This conflict poses a challenge to political parties. Whose preferences will they represent? Which winners will they pick in their policies, and which losers will they leave behind?
The Conservative answer appears clear. Over the last three decades, the Tories have established themselves as the party of homeowners. In 1979, Thatcher dreamed of a ‘property owning democracy.’ In 2015, Cameron launched a ‘crusade’ for homeownership. Renters receive little sympathy. Chancellor George Osborne’s austerity package directly targeted support for struggling tenants. The Bedroom Tax, for example, raised levies on social tenants deemed to be occupying too many rooms. Housing Benefits have long been on the Conservative chopping block.
These policies are not the product of pure political calculation. Rather, they reveal something important about Tory ideology applied to the housing market. In my interviews with members of the Kensington and Chelsea council – the council now under investigation for its role in the Grenfell Tower fire – equity was clearly not the priority. ‘Not everyone can live in Kensington and Chelsea,’ they told me, glibly. Theirs was not a passive neglect of Grenfell’s residents. It was an active selection of homeowning winners.
And what of Labour? Whose side are they on?

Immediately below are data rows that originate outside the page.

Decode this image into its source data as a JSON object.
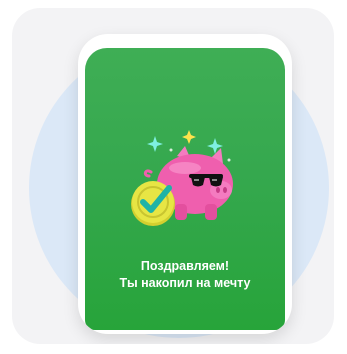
{
  "screen": {
    "headline_line1": "Поздравляем!",
    "headline_line2": "Ты накопил на мечту"
  },
  "colors": {
    "card_bg": "#f3f3f5",
    "circle_bg": "#dbe8f7",
    "screen_green": "#35a84e",
    "pig_pink": "#ef5fae",
    "coin_yellow": "#e7e544",
    "check_teal": "#1fb3a6"
  },
  "icons": [
    "piggy-bank-icon",
    "sunglasses-icon",
    "coin-check-icon",
    "sparkle-icon"
  ]
}
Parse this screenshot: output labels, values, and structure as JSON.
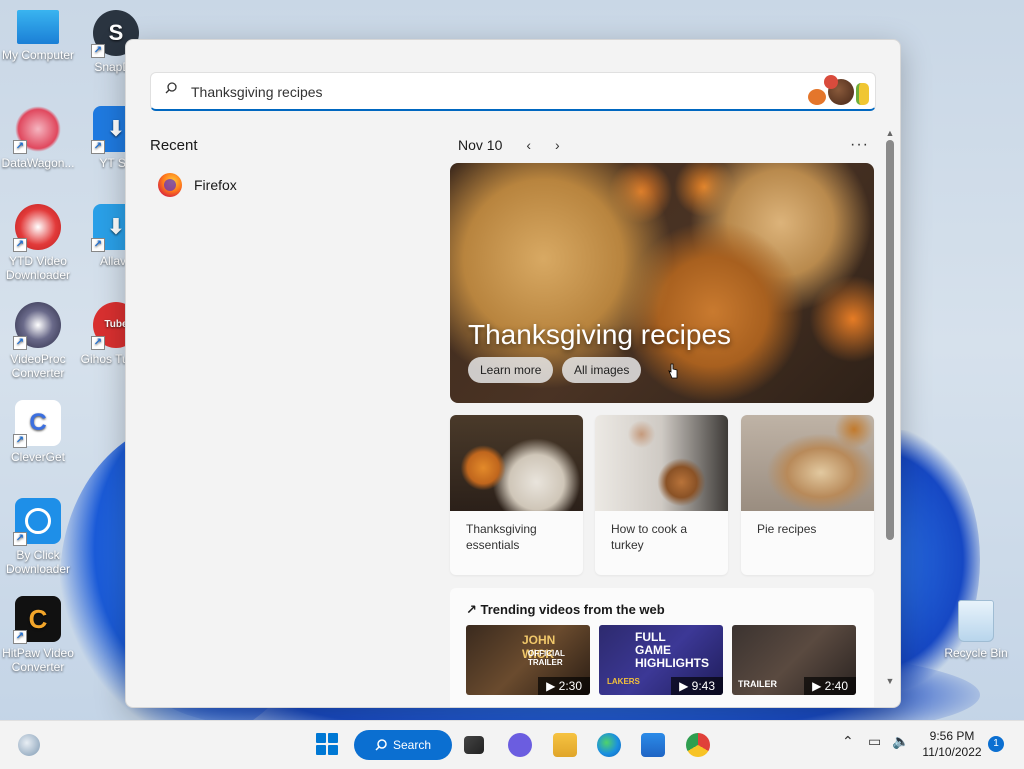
{
  "desktop": {
    "icons": [
      {
        "label": "My Computer"
      },
      {
        "label": "SnapDo"
      },
      {
        "label": "DataWagon..."
      },
      {
        "label": "YT Sa"
      },
      {
        "label": "YTD Video Downloader"
      },
      {
        "label": "Allavs"
      },
      {
        "label": "VideoProc Converter"
      },
      {
        "label": "Gihos TubeG"
      },
      {
        "label": "CleverGet"
      },
      {
        "label": "By Click Downloader"
      },
      {
        "label": "HitPaw Video Converter"
      },
      {
        "label": "Recycle Bin"
      }
    ]
  },
  "search": {
    "query": "Thanksgiving recipes",
    "recent_title": "Recent",
    "recent_items": [
      {
        "label": "Firefox"
      }
    ],
    "date": "Nov 10",
    "prev": "‹",
    "next": "›",
    "more": "···",
    "hero": {
      "title": "Thanksgiving recipes",
      "learn_more": "Learn more",
      "all_images": "All images"
    },
    "cards": [
      {
        "label": "Thanksgiving essentials"
      },
      {
        "label": "How to cook a turkey"
      },
      {
        "label": "Pie recipes"
      }
    ],
    "trending": {
      "title": "Trending videos from the web",
      "videos": [
        {
          "overlay": "JOHN WICK",
          "sub": "OFFICIAL TRAILER",
          "duration": "2:30"
        },
        {
          "overlay": "FULL GAME HIGHLIGHTS",
          "sub": "LAKERS",
          "duration": "9:43"
        },
        {
          "overlay": "TRAILER",
          "sub": "",
          "duration": "2:40"
        }
      ]
    }
  },
  "taskbar": {
    "search_label": "Search",
    "time": "9:56 PM",
    "date": "11/10/2022",
    "notifications": "1"
  },
  "colors": {
    "accent": "#0b6fd1",
    "panel_bg": "#f3f3f3"
  }
}
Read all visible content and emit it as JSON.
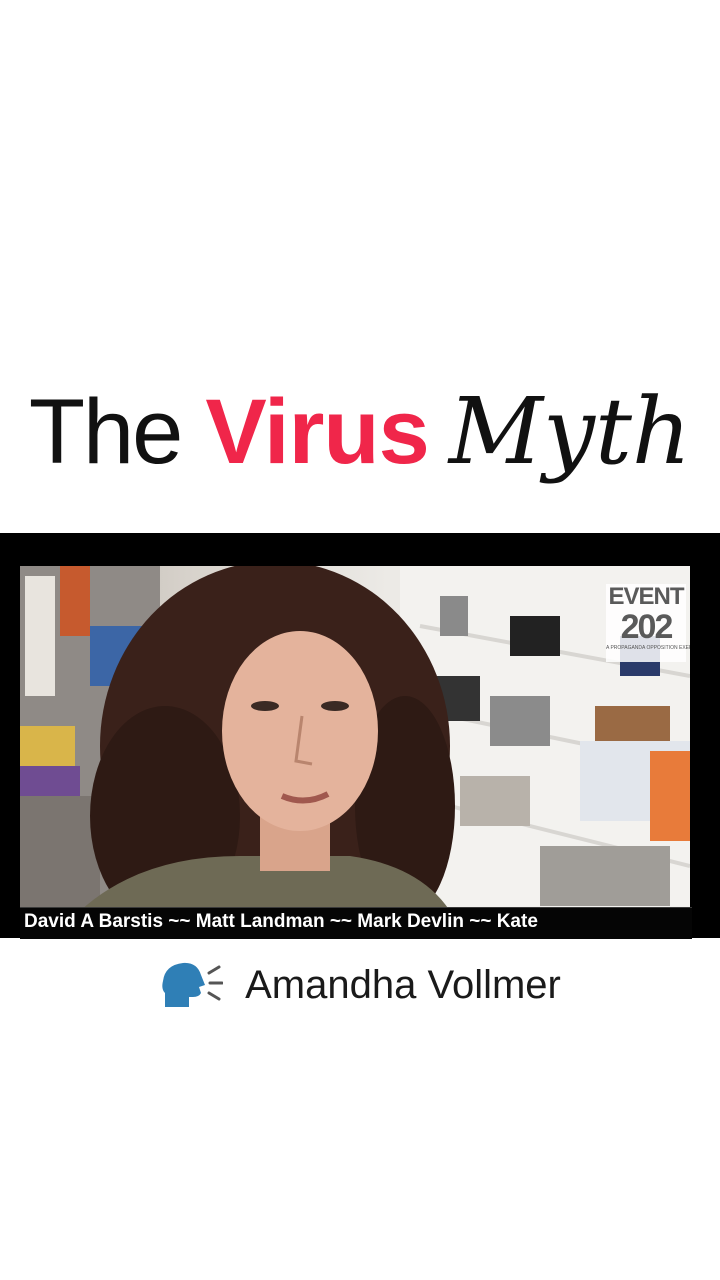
{
  "headline": {
    "word1": "The",
    "word2": "Virus",
    "word3": "Myth"
  },
  "colors": {
    "accent": "#f0264a",
    "text": "#111111",
    "frame": "#000000"
  },
  "video": {
    "logo": {
      "line1": "EVENT",
      "line2": "202",
      "line3": "A PROPAGANDA OPPOSITION EXERCISE"
    },
    "ticker": "David A Barstis ~~ Matt Landman ~~ Mark Devlin ~~ Kate"
  },
  "speaker": {
    "icon": "speaking-head-icon",
    "name": "Amandha Vollmer"
  }
}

My research suggests that Labour leaders reject the premise all together. There remains a deep commitment in the Labour party to ‘broad church’ politics – the pursuit of win-win solutions that can both benefit homeowners and aid renters at the same time. At the end of all my interviews, I asked Labour councils, MPs, and ministers one question: How would you like house prices to behave over the next five years? Their answers were almost all the same. ‘We would like house prices to keep going up, of course,’ they told me. ‘But also to solve the affordability crisis.’
It is a paradox worthy of pause. For many years, Labour has been in denial about the distributional dynamics of the housing market. Prime Ministers Blair and Brown oversaw a rapid rise in house prices that seemed to float the whole British economy – at least until the crash. At the same time, the housing benefit bill expanded rapidly to cover renters’ rising costs. It was a temporary win-win, buying time before a much bigger collapse that looms today on the horizon.
There are winds of change. Theresa May’s government has been much more frank about the human costs of high housing costs. Jeremy Corbyn’s opposition has been much more vocal about the rejection of austerity policy and the introduction of robust protections for tenants.
But no change in British housing politics can come about without an honest conversation about winners and losers. References to a housing ‘crisis’ in Britain obscures the fact that, for millions of families, homeownership has been the avenue to financial security – a source of income through equity release, an important complement to pensions in retirement. Retirees withdrew over £2 billion in equity in 2016 alone.
Progressive housing reform should compensate those families for the losses they will incur as a result of the long overdue price correction in the housing market. More robust pensions, for example, can directly offset a decline in housing wealth.
These reform packages are necessary not only for the health and sustainability of the British economy. They are also necessary to bring together the broad coalition of voters to support the reforms in Parliament. Something, in any case, must give.
Britain is becoming a nation of renters. Britain’s political leaders can no longer afford to ignore them.